Pluto may contain a colossal underground ocean, say New Horizons mission scientists.
Two new Letters in Nature, Reorientation of Sputnik Planitia implies a subsurface ocean on Pluto and Reorientation and faulting of Pluto due to volatile loading within Sputnik Planitia considers the icy heart-shaped “lava lamp” found on the former planet's surface.
The new Letters suggest that the Sputnik Planitia faces in the wrong direction and ended up that way after something knocked the dwarf planet off balance.
One theory is that Pluto was struck by something big, creating the crater Sputnik Planitia inhabits. That impact also cracked Pluto, sending lots of volatile materials to the surface. Those materials froze, but formed in such quantities that Pluto tilted.
None of this would be possible, the Letters suggest, if Pluto's innards weren't liquid.
At this point Reg readers may protest that it's always mighty cold out Pluto way, so how could anything be liquid even under a couple of hundred kilometres of rock? There's two answers to that conundrum. Firstly, Pluto's still got some nuclear action going on way down below, plus some tectonic activity. Together, they keep its core warm enough that liquids are feasible. Secondly, there's a decent chance Ammonia has formed out there and it helps to keep freezing points low.

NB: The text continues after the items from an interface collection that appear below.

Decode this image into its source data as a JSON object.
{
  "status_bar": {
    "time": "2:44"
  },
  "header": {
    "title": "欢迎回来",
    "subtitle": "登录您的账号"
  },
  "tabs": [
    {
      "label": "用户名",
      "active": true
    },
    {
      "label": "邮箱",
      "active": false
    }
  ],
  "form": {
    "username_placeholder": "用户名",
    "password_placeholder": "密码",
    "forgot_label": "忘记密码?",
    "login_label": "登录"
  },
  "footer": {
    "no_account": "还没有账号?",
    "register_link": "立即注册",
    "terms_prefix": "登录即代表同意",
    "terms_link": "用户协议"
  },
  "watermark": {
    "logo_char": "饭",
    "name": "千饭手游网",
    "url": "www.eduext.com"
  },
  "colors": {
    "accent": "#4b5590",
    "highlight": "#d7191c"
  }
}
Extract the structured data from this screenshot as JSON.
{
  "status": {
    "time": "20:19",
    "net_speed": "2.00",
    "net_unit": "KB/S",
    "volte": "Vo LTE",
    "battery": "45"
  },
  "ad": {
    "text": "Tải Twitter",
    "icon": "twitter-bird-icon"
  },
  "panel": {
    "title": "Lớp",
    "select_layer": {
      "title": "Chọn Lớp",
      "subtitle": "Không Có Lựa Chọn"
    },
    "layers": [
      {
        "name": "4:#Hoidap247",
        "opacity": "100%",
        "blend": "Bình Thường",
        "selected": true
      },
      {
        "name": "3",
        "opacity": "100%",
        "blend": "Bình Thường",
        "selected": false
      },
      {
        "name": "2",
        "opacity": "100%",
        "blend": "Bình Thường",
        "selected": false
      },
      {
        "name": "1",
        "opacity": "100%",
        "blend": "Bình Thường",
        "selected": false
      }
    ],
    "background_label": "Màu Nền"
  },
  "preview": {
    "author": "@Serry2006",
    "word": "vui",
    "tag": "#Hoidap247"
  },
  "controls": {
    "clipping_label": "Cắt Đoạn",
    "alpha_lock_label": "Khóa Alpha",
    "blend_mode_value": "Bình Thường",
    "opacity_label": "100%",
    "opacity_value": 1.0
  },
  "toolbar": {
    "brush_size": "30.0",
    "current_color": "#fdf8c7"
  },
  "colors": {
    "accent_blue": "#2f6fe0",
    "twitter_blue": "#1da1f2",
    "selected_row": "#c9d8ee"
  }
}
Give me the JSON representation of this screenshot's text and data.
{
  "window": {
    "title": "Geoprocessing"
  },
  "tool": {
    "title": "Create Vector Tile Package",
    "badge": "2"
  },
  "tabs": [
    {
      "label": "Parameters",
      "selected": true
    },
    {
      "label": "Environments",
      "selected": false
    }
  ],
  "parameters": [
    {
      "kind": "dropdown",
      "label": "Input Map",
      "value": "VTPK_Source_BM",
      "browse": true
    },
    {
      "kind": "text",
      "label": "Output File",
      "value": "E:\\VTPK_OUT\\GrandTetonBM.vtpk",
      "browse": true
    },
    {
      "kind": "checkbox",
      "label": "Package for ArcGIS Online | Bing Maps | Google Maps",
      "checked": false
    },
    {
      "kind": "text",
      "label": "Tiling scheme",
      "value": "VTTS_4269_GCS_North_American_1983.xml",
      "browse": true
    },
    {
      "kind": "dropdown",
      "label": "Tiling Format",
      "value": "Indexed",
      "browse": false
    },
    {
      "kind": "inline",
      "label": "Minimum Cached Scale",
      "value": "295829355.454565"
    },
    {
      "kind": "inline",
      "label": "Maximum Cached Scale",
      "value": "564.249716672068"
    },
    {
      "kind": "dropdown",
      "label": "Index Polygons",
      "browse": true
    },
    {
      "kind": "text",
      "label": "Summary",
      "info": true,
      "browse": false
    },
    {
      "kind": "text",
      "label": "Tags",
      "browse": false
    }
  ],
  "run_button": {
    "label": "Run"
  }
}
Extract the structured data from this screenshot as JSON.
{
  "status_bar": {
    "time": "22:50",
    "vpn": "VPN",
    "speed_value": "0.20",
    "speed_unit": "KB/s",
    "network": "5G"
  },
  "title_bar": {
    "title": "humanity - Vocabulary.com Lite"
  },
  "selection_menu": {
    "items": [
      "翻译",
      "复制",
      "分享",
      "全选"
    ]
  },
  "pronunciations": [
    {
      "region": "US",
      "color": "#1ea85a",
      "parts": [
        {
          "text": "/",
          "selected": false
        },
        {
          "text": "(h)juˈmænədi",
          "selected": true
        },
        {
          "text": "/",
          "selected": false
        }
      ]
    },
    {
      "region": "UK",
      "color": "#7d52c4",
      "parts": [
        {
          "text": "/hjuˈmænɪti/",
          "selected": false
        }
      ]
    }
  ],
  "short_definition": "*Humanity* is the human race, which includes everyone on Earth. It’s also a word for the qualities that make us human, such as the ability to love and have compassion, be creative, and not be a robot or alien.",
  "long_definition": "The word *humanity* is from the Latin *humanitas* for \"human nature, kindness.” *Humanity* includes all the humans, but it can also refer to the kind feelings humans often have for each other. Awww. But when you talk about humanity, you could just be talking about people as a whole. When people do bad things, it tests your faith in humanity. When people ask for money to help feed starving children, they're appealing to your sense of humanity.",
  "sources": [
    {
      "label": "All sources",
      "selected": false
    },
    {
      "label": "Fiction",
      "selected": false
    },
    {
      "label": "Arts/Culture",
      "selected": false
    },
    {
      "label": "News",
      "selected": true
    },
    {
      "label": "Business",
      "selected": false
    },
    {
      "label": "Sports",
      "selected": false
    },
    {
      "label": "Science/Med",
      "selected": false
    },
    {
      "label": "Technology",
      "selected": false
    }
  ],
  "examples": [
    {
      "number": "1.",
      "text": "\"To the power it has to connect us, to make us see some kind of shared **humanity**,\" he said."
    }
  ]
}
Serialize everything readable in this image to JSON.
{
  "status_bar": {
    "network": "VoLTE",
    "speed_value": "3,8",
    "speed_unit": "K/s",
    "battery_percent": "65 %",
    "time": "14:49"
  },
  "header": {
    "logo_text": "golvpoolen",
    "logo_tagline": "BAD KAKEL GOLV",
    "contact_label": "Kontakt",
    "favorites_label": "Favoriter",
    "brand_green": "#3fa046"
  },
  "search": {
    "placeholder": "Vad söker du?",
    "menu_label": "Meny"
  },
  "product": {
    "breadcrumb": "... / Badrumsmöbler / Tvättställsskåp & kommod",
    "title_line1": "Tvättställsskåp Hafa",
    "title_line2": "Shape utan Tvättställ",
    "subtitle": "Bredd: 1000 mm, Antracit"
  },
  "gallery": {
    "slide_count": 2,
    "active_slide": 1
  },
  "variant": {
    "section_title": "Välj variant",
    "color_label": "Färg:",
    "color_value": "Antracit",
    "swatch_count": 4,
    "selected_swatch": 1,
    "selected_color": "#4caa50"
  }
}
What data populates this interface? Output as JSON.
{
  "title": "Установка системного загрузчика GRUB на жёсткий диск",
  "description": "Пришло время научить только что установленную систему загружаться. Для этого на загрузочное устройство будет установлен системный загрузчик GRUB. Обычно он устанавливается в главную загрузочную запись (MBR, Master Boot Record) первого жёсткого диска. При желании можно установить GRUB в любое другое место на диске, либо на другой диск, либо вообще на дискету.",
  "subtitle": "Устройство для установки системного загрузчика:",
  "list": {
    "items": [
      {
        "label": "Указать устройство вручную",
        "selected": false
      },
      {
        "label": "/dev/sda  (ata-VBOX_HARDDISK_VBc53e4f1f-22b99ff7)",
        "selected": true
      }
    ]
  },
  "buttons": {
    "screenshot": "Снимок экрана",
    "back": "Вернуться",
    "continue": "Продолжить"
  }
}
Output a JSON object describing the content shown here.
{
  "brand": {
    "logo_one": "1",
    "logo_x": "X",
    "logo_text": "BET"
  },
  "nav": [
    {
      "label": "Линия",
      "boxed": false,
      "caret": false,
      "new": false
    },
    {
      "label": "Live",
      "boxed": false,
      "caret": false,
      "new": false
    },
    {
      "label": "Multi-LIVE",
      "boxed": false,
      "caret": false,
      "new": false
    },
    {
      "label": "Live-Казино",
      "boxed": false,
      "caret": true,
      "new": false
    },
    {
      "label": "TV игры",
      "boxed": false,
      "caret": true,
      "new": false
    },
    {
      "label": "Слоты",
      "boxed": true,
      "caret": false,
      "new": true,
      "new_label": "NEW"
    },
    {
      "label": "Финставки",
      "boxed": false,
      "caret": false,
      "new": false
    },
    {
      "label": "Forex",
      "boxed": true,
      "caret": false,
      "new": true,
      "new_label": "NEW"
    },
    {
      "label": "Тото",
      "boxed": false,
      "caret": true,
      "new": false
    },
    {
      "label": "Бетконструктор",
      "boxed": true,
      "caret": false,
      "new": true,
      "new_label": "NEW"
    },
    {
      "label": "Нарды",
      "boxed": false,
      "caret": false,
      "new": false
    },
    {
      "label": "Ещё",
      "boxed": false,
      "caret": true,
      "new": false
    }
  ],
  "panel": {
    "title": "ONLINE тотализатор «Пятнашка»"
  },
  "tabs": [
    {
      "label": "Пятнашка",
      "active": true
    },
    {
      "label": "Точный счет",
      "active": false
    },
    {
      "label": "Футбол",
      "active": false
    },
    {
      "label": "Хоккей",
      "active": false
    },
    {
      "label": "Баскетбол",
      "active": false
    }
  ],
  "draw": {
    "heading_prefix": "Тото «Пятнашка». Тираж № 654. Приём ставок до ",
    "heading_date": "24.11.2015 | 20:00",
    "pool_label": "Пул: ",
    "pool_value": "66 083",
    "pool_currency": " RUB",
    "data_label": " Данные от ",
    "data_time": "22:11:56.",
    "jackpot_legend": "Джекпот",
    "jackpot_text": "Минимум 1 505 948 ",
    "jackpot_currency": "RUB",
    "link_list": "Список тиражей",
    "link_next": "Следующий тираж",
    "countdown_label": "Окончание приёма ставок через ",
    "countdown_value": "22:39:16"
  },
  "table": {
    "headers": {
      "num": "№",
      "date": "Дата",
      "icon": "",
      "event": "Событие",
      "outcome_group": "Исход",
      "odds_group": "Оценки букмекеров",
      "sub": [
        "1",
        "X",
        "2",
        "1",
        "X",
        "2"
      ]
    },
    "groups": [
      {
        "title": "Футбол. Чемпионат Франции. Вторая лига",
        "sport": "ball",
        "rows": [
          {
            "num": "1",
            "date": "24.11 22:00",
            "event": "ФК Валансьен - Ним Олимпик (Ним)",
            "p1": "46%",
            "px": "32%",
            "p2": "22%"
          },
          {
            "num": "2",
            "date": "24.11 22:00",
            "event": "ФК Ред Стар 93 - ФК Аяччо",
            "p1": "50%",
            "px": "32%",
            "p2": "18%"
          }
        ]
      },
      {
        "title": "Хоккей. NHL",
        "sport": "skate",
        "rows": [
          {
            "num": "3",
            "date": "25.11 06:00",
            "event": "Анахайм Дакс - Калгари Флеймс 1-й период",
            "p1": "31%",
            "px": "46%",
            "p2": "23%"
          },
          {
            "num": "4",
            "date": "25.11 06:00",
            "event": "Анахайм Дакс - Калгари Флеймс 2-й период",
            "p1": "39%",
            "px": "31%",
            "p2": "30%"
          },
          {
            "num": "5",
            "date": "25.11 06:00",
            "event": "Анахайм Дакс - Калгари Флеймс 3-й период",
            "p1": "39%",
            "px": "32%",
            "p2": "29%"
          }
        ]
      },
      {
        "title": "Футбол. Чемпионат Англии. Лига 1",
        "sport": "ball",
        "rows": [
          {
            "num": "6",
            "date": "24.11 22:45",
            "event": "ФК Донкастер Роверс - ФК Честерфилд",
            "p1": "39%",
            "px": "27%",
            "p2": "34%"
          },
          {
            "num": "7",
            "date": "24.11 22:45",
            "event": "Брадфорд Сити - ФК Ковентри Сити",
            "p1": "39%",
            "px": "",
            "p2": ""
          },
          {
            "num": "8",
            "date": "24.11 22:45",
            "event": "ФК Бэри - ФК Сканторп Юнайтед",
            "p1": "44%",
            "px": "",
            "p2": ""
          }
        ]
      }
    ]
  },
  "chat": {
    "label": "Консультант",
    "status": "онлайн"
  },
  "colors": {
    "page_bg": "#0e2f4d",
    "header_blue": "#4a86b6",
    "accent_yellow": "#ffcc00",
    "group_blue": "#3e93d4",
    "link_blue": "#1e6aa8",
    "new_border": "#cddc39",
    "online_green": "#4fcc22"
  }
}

The Letters suggest the oceans are extensive, perhaps 100km deep and rivalling the volume of Earth's bodies of water.
Pluto's therefore being tentatively added to the growing list of locations with ingredients that could conceivably foster life as we know it. And of course the presence of something watery also offers all sorts of fuelling-up possibilities if humanity gets its space travel act together. ®